Light-blocking layerAluminum foil, 35Aluminum foil, 35Aluminum foil, 35
gaugegaugegauge
AdhesiveAdhesiveAdhesiveAdhesive
Barrier layerCoated, one side,UncoatedCoated, one side, with
with aluminumSiOX
oxide
Sealant layer1.75 mil1.75 mil1.75 mil
acrylonitrile sealantacrylonitrile sealantacrylonitrile sealant

The barrier layer of Variant 1 was provided by Pliant Corporation as a high barrier polyester film, GL-AE, while the barrier layer of Variant 3 was provided by Alcan. It was observed that Variants 2 and 3 exhibited degradation during the 100° F. test, while Variant 1 did not show degradation. Moreover, it was observed that Variants 2 and 3 exhibited degradation during the 80° F. test, whereas Variant 1 did not show degradation. Furthermore, taste tests of Variant 1 after the 36-month, 80° F. test demonstrated that the pepper sauce maintained potency as well as taste.

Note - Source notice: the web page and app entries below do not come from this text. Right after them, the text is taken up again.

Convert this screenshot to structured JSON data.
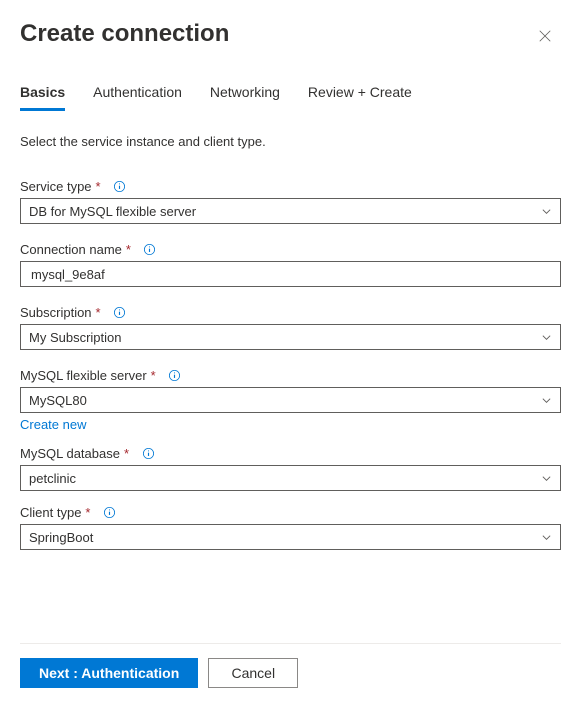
{
  "header": {
    "title": "Create connection"
  },
  "tabs": [
    {
      "label": "Basics",
      "active": true
    },
    {
      "label": "Authentication",
      "active": false
    },
    {
      "label": "Networking",
      "active": false
    },
    {
      "label": "Review + Create",
      "active": false
    }
  ],
  "instruction": "Select the service instance and client type.",
  "fields": {
    "serviceType": {
      "label": "Service type",
      "required": true,
      "value": "DB for MySQL flexible server",
      "kind": "select"
    },
    "connectionName": {
      "label": "Connection name",
      "required": true,
      "value": "mysql_9e8af",
      "kind": "text"
    },
    "subscription": {
      "label": "Subscription",
      "required": true,
      "value": "My Subscription",
      "kind": "select"
    },
    "flexibleServer": {
      "label": "MySQL flexible server",
      "required": true,
      "value": "MySQL80",
      "kind": "select",
      "createNew": "Create new"
    },
    "database": {
      "label": "MySQL database",
      "required": true,
      "value": "petclinic",
      "kind": "select"
    },
    "clientType": {
      "label": "Client type",
      "required": true,
      "value": "SpringBoot",
      "kind": "select"
    }
  },
  "footer": {
    "primary": "Next : Authentication",
    "secondary": "Cancel"
  },
  "glyphs": {
    "required": "*"
  }
}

On the basis of those comparative tests, it is believed that the presence of the high quality clear vapor deposition of aluminum oxide coating on the inner barrier layer is important to the successful long-term shelf life of the packaging material according to this invention.

In this description the terms “about”, “substantially”, and “generally” are used to impart an expanded meaning to associated terms, so as to avoid strict adherence to precise values, geometric definitions, and the like. Accordingly, where the term is used in connection with a numerical value, it is intended that the associated numerical value include values within a tolerance of ±10% of the stated value.

It will now be apparent to those skilled in the art that a novel packaging material and condiment package manufactured therefrom have been described which constitute a substantial improvement over the known prior art. Moreover, it will also be apparent to those skilled in the art that numerous modifications, variations, substitutions and equivalents exist for the various features of the invention, which modifications, variations, substitutions and equivalents do not materially depart from the spirit and scope of the invention as claimed. Accordingly, it is expressly intended that all such modifications, variations, substitutions and equivalents which fall within the spirit and scope of the claimed invention be embraced thereby.